Have you ever been had a short brain freeze when thinking about what to cook of what to eat for lunch? If you did, you can take a breather and think of the endless possibilities you have when create a healthy and nutritious salad. You many need some inspiration as I do sometimes but there is absolutely nothing wrong with that. I found my Fennel Salad with Oranges, Tomatoes & Arugula inspiration in the cookbook from Williams-Sonoma.
The original recipe was created with blood oranges, which is not very easy to find in many cities or towns. I had to substitute regular oranges or blood oranges. I also added a few gourmet tomatoes to make it look more festive. This is a delicious and versatile. It is versatile because you can substitute the oranges for berries or peaches; those are my favorite substitutions.
A little bit about fennel from http://www.nutrition-and-you.com/fennel-bulb.html. Fennel is a member of the Apiaceae (parsley family) and is related to carrots, caraway, anise, cumin, dill, etc. Scientific name: Foeniculum vulgare var. azoricum.
Bulb fennel is a cool season perennial herb but grown as annual vegetable crop. Unlike seed fennel, bulb fennel is a small herb growing up to only 2 feet in height. As the plant grows, its thickened lower leaves overlap one above the other to form into a swollen, bulb-like structure just above the ground. At maturity, its bulb measures about 3-5 inches in width and about 3 inches in length.
Health benefits of fennel bulb
- Fennel bulb is a winter season vegetable. It has some noteworthy essential oils, flavonoid anti-oxidants, minerals, and vitamins that have been known to offer health benefits. For these versatile qualities, it found use in culinary as well as in medicines since ancient times.
- Bulb fennel is one of very low calorie vegetables. 100 g bulb carries just 31 calories. Further, it contains generous amounts of fiber (3.1 g/100 g or 8% of RDI) but very little fat, and zero cholesterol.
- Fresh bulb gives sweet anise-like flavor. Much of this comes from high concentration of aromatic essential oils like anethole, estragole, and fenchone (fenchyl acetate) in the fennel. Anethole has been found to have anti-fungal, and anti-bacterial properties.
- The bulbs have moderate amounts of minerals and vitamins that are essential for optimum health. Their sweet fronds indeed hold several vital vitamins such as pantothenic acid, pyridoxine (vitamin B-6), folic acid, niacin, riboflavin, and thiamin in small but healthy proportions. 100 g fresh bulbs provide 27 µg of folates. Folic acid is essential for DNA synthesis and cell division. Adequate folate levels in the diet during pregnancy can help prevent neural tube defects in the newborn babies.

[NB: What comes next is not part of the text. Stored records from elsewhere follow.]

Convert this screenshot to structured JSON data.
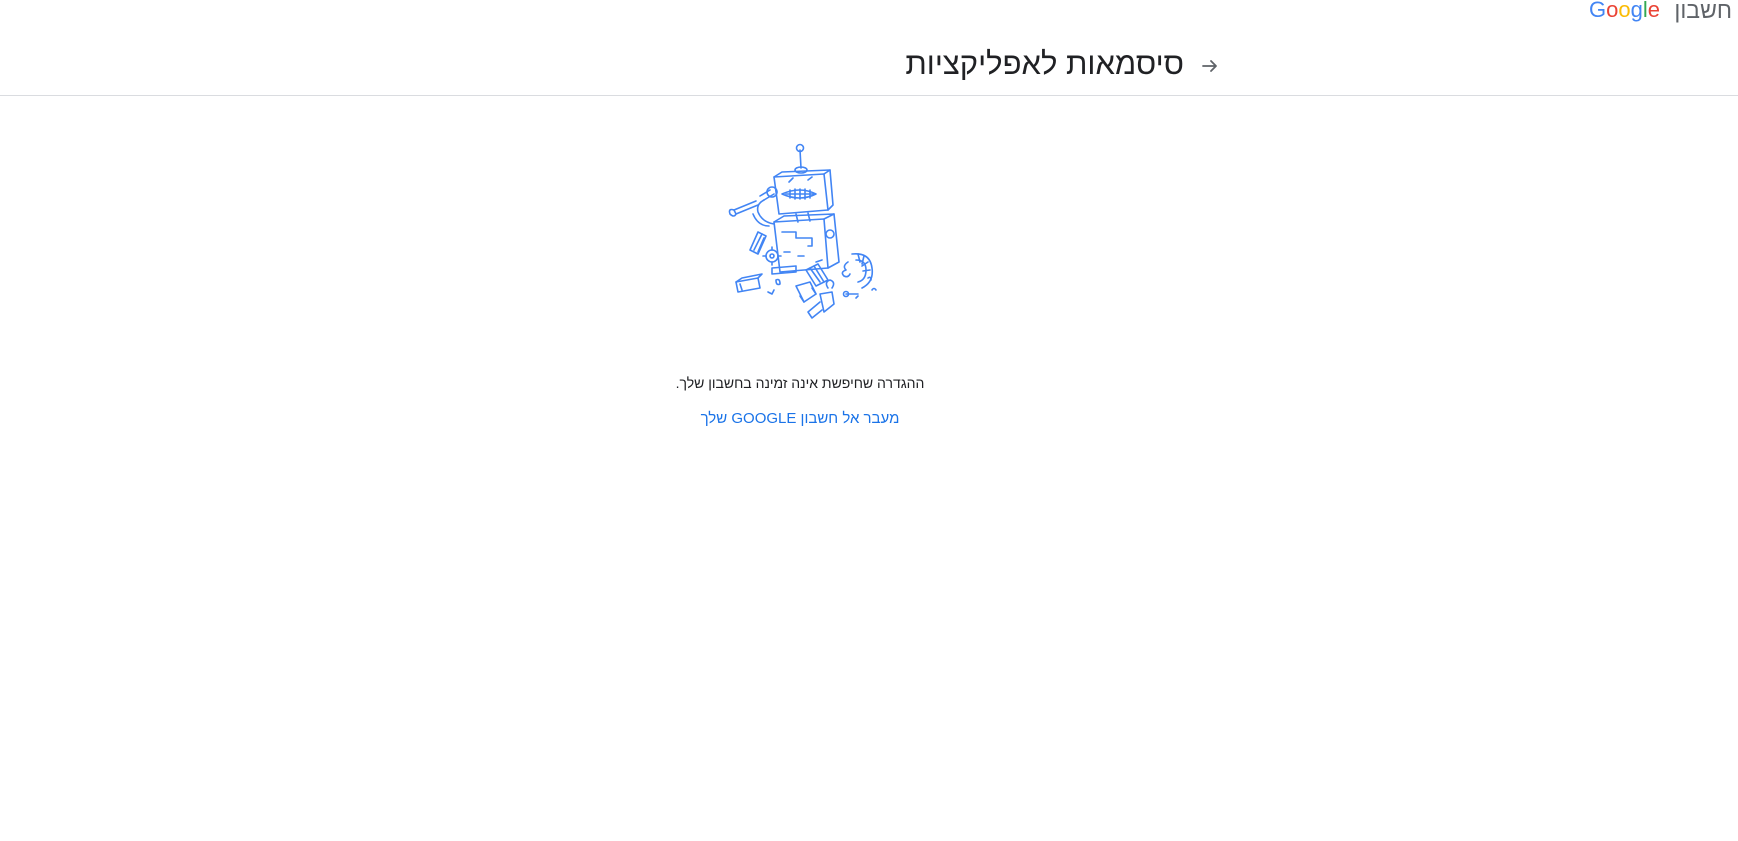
{
  "header": {
    "brand_word": "חשבון",
    "logo_text": "Google",
    "title": "סיסמאות לאפליקציות",
    "back_icon": "arrow-back-icon"
  },
  "main": {
    "illustration": "broken-robot-illustration",
    "message": "ההגדרה שחיפשת אינה זמינה בחשבון שלך.",
    "link_label": "מעבר אל חשבון GOOGLE שלך"
  },
  "colors": {
    "link": "#1a73e8",
    "illustration_stroke": "#4285f4",
    "divider": "#dadce0",
    "google_blue": "#4285f4",
    "google_red": "#ea4335",
    "google_yellow": "#fbbc05",
    "google_green": "#34a853"
  }
}
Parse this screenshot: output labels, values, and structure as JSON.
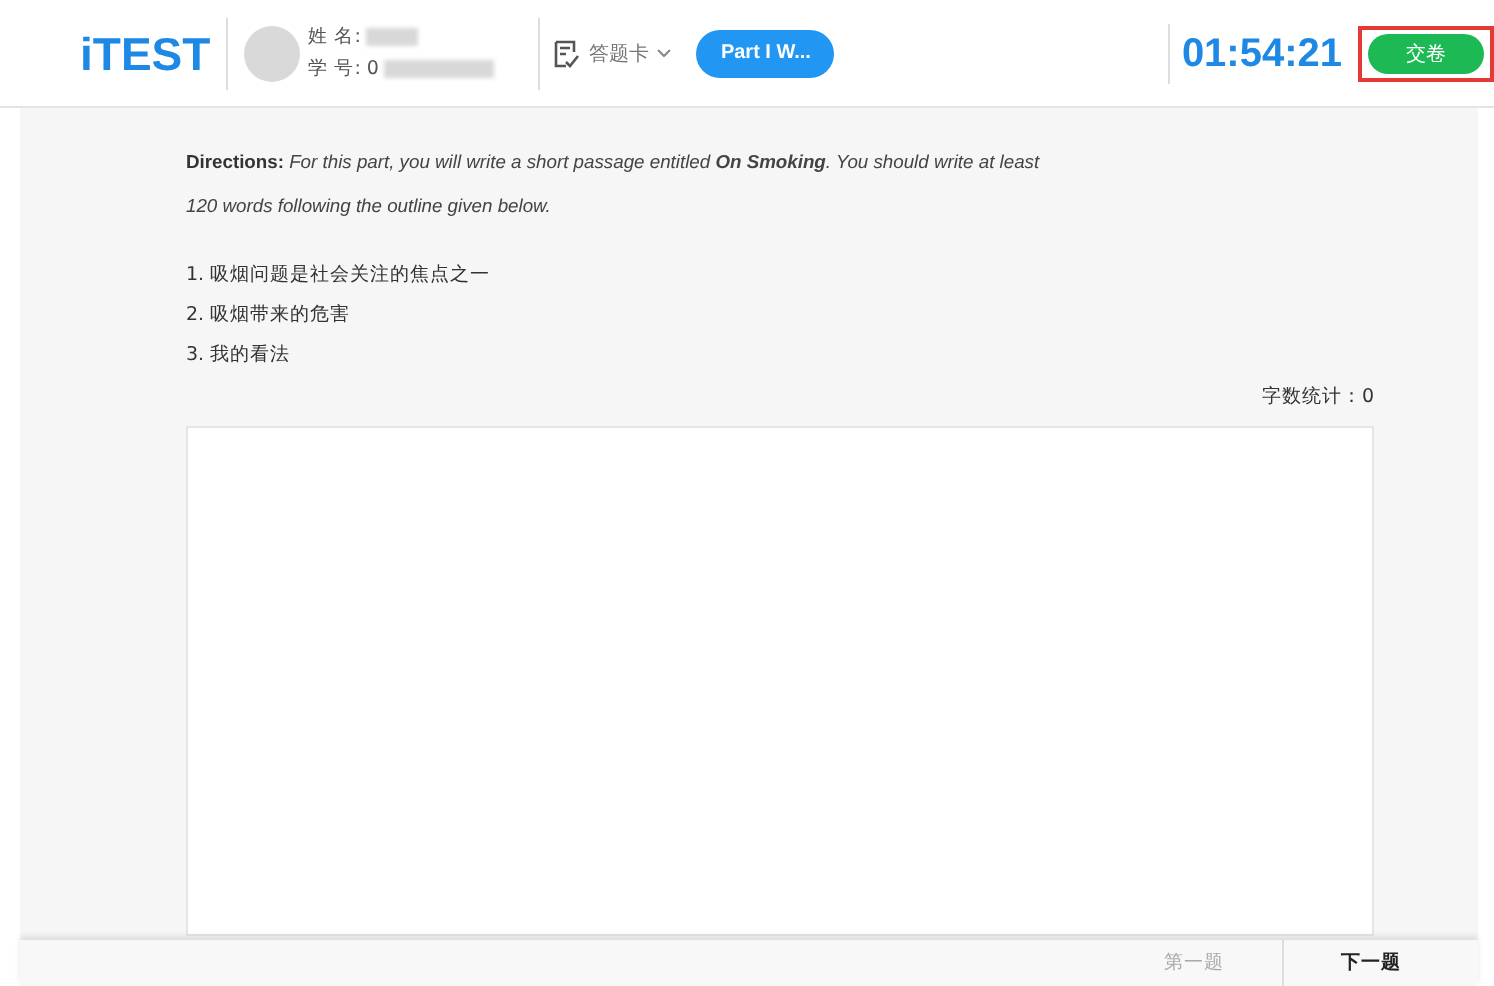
{
  "header": {
    "logo": "iTEST",
    "name_label": "姓 名:",
    "id_label": "学 号:",
    "id_value": "0",
    "answer_card": "答题卡",
    "part_button": "Part I W...",
    "timer": "01:54:21",
    "submit_button": "交卷"
  },
  "directions": {
    "label": "Directions:",
    "text": "For this part, you will write a short passage entitled **On Smoking**. You should write at least 120 words following the outline given below."
  },
  "outline": [
    "1. 吸烟问题是社会关注的焦点之一",
    "2. 吸烟带来的危害",
    "3. 我的看法"
  ],
  "word_count": {
    "label": "字数统计：",
    "value": "0"
  },
  "footer": {
    "buttons": [
      {
        "label": "第一题",
        "disabled": true
      },
      {
        "label": "下一题",
        "disabled": false
      }
    ]
  }
}
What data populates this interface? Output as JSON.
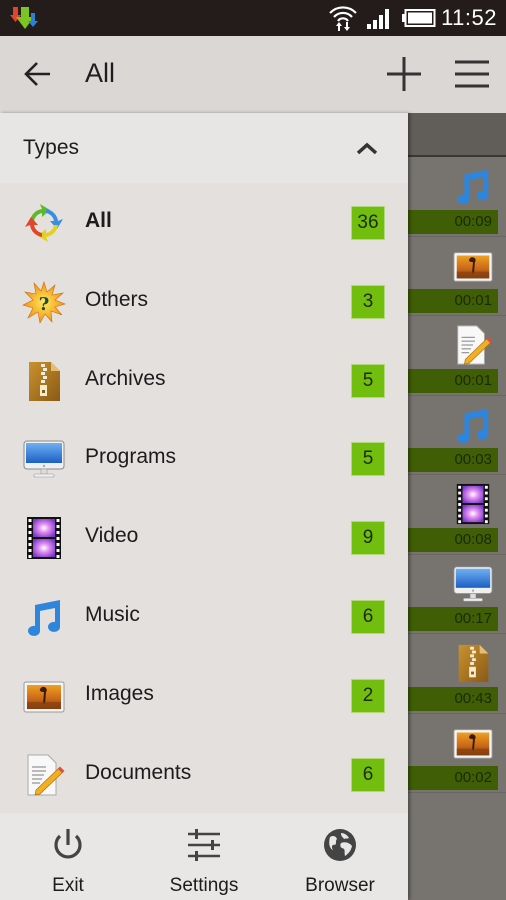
{
  "status_bar": {
    "time": "11:52",
    "icons": [
      "download-notification-icon",
      "wifi-icon",
      "signal-icon",
      "battery-icon"
    ]
  },
  "action_bar": {
    "title": "All",
    "back_icon": "arrow-left-icon",
    "add_icon": "plus-icon",
    "menu_icon": "hamburger-menu-icon"
  },
  "drawer": {
    "section_title": "Types",
    "collapse_icon": "chevron-up-icon",
    "items": [
      {
        "label": "All",
        "count": "36",
        "icon": "refresh-arrows-icon",
        "selected": true
      },
      {
        "label": "Others",
        "count": "3",
        "icon": "question-star-icon",
        "selected": false
      },
      {
        "label": "Archives",
        "count": "5",
        "icon": "zip-archive-icon",
        "selected": false
      },
      {
        "label": "Programs",
        "count": "5",
        "icon": "monitor-icon",
        "selected": false
      },
      {
        "label": "Video",
        "count": "9",
        "icon": "film-strip-icon",
        "selected": false
      },
      {
        "label": "Music",
        "count": "6",
        "icon": "music-note-icon",
        "selected": false
      },
      {
        "label": "Images",
        "count": "2",
        "icon": "image-icon",
        "selected": false
      },
      {
        "label": "Documents",
        "count": "6",
        "icon": "document-pencil-icon",
        "selected": false
      }
    ],
    "bottom_buttons": [
      {
        "label": "Exit",
        "icon": "power-icon"
      },
      {
        "label": "Settings",
        "icon": "sliders-icon"
      },
      {
        "label": "Browser",
        "icon": "globe-icon"
      }
    ]
  },
  "background_list": {
    "rows": [
      {
        "icon": "music-note-icon",
        "duration": "00:09"
      },
      {
        "icon": "image-icon",
        "duration": "00:01"
      },
      {
        "icon": "document-pencil-icon",
        "duration": "00:01"
      },
      {
        "icon": "music-note-icon",
        "duration": "00:03"
      },
      {
        "icon": "film-strip-icon",
        "duration": "00:08"
      },
      {
        "icon": "monitor-icon",
        "duration": "00:17"
      },
      {
        "icon": "zip-archive-icon",
        "duration": "00:43"
      },
      {
        "icon": "image-icon",
        "duration": "00:02"
      }
    ]
  },
  "colors": {
    "badge_green": "#71be0e",
    "duration_bar_green": "#3f5e05",
    "status_bar": "#231c1a",
    "drawer_bg": "#e3e0de"
  }
}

- In addition, fennel bulb contains moderate levels of water-soluble vitamin, vitamin-C. 100 g of fresh bulbs provide 12 mg or 20% of vitamin C. Vitamin C helps the body develop resistance against infectious agents and scavenge harmful, pro-inflammatory free radicals. Further, it has small amounts of vitamin A.
- The bulbs have very good levels of heart-friendly electrolyte, potassium. 100 g provides 414 mg or 9% of daily-recommended levels. Potassium is an important electrolyte inside the cell. It helps reduce blood pressure and rate of heartbeats by countering effects of sodium. Fennel also contains small amounts of minerals such as copper, iron, calcium, magnesium, manganese, zinc, and selenium.

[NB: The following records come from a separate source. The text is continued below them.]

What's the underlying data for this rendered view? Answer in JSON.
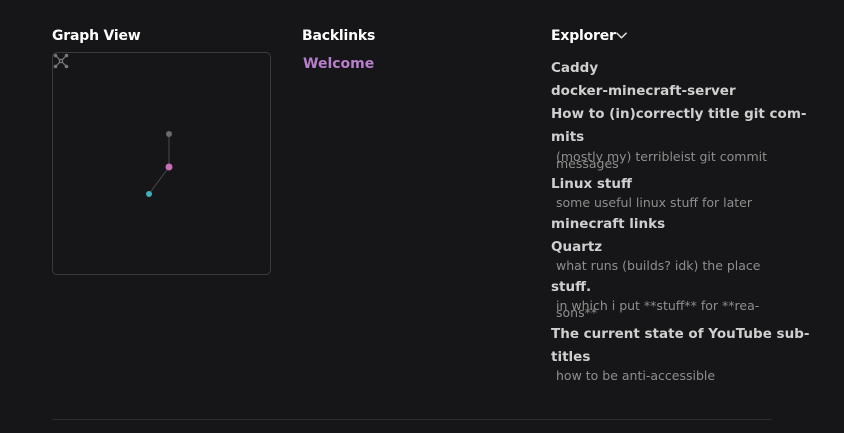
{
  "graph_view": {
    "title": "Graph View"
  },
  "backlinks": {
    "title": "Backlinks",
    "items": [
      "Welcome"
    ]
  },
  "explorer": {
    "title": "Explorer",
    "items": [
      {
        "title": "Caddy"
      },
      {
        "title": "docker-minecraft-server"
      },
      {
        "title": "How to (in)correctly title git com-",
        "title_cont": "mits",
        "desc": "(mostly my) terribleist git commit",
        "desc_cont": "messages"
      },
      {
        "title": "Linux stuff",
        "desc": "some useful linux stuff for later"
      },
      {
        "title": "minecraft links"
      },
      {
        "title": "Quartz",
        "desc": "what runs (builds? idk) the place"
      },
      {
        "title": "stuff.",
        "desc": "in which i put **stuff** for **rea-",
        "desc_cont": "sons**"
      },
      {
        "title": "The current state of YouTube sub-",
        "title_cont": "titles",
        "desc": "how to be anti-accessible"
      }
    ]
  },
  "colors": {
    "background": "#161618",
    "accent": "#b77fcc",
    "node_gray": "#6b6b6b",
    "node_pink": "#c56fb4",
    "node_teal": "#3fb0b8"
  }
}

I hope I did not bore you too much with the above long information on fennel. It is very possible to think that fennel is too expensive to buy. If you make the sacrifice once in a while you are only doing a good deed to your health and body. We all want to eat healthy and it is unfortunate that many foods that will make us healthier are expensive. The best advice I can give is to shop around. We do it for clothing, electronics etc.… why not do it for healthy foods.
Enjoy my update Fennel Salad with Oranges, Tomatoes and Arugula.